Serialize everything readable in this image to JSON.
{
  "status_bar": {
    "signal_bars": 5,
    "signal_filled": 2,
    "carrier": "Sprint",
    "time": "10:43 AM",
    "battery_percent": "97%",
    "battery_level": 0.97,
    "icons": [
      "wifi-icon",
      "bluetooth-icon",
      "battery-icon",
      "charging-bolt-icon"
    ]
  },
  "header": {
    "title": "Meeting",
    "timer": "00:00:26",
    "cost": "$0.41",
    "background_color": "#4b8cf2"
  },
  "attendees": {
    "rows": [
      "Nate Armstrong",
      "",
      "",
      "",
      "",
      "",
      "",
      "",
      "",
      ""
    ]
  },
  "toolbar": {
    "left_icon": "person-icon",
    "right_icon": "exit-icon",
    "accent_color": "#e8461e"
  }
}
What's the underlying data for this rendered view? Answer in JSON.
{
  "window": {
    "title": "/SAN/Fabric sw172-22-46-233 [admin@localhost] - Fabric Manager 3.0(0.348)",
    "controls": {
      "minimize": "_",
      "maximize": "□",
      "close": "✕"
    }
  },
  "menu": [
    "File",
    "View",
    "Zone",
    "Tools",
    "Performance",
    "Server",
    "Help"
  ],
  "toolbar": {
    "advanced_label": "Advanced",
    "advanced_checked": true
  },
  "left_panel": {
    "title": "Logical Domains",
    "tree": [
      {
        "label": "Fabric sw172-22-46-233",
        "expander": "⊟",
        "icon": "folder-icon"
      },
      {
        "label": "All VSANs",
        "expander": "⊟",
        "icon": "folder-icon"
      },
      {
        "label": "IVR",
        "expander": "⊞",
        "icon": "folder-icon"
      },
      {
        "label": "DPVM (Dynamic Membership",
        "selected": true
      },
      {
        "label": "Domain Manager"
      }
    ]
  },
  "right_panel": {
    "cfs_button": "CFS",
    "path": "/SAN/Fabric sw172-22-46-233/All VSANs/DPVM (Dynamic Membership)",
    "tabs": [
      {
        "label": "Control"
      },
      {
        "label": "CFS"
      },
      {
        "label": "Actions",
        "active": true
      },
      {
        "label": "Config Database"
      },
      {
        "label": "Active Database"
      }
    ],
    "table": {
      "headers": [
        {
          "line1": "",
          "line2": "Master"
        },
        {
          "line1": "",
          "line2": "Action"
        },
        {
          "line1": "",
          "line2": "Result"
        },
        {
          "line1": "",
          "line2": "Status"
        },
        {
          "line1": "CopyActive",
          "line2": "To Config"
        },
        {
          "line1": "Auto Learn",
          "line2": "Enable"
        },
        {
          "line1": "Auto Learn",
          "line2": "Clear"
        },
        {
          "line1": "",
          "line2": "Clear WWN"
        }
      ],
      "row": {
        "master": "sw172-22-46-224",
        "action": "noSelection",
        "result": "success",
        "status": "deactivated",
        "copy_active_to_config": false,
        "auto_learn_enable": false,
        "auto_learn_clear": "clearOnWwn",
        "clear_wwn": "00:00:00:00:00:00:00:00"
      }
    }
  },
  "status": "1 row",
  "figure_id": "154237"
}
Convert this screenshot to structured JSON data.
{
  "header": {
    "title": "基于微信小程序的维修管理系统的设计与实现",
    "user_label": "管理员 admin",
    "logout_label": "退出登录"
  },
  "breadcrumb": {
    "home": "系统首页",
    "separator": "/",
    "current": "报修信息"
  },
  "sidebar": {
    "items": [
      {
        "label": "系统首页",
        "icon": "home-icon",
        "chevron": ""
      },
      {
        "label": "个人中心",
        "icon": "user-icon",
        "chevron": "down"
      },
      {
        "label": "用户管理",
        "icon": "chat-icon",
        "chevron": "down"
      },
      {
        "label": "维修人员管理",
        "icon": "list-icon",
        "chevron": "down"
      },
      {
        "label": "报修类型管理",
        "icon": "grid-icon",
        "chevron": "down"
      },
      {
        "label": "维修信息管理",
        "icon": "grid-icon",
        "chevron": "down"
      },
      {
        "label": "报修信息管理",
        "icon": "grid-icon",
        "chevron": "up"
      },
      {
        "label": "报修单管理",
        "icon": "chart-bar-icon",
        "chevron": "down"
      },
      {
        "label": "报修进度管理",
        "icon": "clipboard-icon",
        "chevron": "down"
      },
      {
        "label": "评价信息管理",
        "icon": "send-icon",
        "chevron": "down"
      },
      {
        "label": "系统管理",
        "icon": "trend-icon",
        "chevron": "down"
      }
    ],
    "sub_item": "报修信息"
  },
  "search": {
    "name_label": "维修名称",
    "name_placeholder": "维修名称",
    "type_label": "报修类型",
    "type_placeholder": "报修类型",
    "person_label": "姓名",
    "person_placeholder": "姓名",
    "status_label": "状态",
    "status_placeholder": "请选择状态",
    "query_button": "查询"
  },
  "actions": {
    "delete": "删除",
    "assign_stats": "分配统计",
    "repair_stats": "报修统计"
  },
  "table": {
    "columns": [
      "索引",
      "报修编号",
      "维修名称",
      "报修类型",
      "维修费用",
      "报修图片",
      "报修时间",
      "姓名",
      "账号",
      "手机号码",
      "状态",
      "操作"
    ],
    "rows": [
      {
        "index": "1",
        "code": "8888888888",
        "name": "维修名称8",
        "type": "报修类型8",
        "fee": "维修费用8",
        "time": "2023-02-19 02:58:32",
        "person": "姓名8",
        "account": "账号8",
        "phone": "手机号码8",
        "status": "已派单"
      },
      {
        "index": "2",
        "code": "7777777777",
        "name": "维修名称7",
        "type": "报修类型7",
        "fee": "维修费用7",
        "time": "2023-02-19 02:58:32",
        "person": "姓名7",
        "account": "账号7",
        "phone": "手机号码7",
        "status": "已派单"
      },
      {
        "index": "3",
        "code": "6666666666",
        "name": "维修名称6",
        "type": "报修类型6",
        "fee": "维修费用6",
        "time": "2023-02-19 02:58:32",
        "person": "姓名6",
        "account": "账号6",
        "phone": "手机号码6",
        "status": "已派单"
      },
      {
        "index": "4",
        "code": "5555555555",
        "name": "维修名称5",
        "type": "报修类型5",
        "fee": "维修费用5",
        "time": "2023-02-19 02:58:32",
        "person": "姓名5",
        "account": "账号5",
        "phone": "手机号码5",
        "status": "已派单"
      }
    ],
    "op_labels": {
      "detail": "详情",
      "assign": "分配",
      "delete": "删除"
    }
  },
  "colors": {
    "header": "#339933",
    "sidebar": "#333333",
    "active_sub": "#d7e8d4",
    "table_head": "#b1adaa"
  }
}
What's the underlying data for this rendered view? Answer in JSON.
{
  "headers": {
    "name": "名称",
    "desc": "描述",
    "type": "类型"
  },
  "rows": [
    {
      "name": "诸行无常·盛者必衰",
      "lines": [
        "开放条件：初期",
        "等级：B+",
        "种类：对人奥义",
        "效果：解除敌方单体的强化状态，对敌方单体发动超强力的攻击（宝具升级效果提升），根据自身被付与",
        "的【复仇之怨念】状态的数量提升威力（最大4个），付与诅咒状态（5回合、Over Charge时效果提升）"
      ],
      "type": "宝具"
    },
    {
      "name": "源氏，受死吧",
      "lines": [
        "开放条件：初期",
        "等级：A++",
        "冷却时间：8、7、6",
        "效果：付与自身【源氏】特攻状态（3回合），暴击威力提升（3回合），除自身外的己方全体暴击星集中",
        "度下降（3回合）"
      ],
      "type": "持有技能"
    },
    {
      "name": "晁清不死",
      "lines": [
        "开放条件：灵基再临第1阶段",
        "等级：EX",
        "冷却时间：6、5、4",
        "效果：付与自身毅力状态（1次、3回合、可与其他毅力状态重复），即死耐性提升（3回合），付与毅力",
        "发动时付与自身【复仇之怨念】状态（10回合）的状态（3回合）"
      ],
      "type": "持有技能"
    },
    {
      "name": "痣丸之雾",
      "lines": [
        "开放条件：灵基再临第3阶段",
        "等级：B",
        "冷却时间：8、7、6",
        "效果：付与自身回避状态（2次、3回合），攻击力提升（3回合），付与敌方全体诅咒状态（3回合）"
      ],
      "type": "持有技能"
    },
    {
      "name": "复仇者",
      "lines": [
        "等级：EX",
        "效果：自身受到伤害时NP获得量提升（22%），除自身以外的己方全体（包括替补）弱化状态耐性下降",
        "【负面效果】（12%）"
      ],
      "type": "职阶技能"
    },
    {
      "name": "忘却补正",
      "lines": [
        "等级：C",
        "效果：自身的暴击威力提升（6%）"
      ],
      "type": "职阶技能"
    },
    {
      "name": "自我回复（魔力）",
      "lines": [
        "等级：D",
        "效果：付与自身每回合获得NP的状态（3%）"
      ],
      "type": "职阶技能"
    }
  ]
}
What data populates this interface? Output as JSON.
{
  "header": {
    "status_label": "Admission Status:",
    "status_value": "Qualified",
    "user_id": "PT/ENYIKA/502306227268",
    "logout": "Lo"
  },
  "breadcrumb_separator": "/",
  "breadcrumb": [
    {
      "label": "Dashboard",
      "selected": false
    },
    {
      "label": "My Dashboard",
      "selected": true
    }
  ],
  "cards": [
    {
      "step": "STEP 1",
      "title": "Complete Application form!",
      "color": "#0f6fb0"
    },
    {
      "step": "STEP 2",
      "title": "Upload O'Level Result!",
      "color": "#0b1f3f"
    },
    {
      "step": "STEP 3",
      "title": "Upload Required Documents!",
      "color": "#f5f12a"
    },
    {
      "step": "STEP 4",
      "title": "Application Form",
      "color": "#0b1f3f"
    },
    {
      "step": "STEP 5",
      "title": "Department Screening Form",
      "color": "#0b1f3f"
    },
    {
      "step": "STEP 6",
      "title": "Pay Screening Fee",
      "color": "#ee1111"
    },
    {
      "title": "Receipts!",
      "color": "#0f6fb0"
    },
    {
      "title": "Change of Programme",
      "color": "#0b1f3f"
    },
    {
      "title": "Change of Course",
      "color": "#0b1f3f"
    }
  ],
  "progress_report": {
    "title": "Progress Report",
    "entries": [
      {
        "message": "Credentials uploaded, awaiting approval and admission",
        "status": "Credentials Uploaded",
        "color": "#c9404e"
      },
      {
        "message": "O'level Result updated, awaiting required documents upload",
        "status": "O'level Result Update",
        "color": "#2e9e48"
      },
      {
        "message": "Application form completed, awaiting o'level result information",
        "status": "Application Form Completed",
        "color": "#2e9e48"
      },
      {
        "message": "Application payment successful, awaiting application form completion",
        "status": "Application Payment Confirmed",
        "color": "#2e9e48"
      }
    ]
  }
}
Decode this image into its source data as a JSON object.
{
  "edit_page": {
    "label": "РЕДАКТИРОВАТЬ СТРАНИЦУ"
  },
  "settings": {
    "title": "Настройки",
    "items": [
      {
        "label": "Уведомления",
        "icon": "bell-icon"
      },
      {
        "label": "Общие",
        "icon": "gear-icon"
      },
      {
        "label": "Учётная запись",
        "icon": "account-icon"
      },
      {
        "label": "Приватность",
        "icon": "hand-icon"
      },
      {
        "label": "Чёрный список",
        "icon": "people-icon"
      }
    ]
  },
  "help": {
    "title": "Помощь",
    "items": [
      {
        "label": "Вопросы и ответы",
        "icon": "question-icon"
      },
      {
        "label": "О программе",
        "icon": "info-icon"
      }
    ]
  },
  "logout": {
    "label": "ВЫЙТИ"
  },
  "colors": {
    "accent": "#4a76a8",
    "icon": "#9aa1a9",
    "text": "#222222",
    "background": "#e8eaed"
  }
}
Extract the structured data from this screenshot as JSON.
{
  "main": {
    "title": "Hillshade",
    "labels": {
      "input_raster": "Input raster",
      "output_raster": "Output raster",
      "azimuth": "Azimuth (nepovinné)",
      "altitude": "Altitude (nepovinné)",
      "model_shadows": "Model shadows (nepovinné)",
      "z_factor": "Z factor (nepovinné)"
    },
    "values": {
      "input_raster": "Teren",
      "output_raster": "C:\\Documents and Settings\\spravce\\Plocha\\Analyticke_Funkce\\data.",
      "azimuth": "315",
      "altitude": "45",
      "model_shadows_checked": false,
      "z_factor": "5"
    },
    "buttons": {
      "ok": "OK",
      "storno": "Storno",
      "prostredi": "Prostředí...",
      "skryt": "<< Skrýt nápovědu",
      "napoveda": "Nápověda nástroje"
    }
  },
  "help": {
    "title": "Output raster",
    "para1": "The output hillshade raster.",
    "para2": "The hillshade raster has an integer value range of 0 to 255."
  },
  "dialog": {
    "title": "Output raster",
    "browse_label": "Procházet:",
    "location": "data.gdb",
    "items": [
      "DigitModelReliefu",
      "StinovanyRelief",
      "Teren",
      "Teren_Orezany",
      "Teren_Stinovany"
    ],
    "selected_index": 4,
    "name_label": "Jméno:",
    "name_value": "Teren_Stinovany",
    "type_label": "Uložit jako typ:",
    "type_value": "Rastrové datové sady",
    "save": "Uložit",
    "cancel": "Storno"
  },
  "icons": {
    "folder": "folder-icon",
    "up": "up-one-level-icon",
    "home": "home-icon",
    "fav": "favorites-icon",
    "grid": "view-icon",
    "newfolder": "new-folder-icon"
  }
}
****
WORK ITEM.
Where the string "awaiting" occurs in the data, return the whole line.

ANSWER SECTION.
        "message": "Credentials uploaded, awaiting approval and admission",
        "message": "O'level Result updated, awaiting required documents upload",
        "message": "Application form completed, awaiting o'level result information",
        "message": "Application payment successful, awaiting application form completion",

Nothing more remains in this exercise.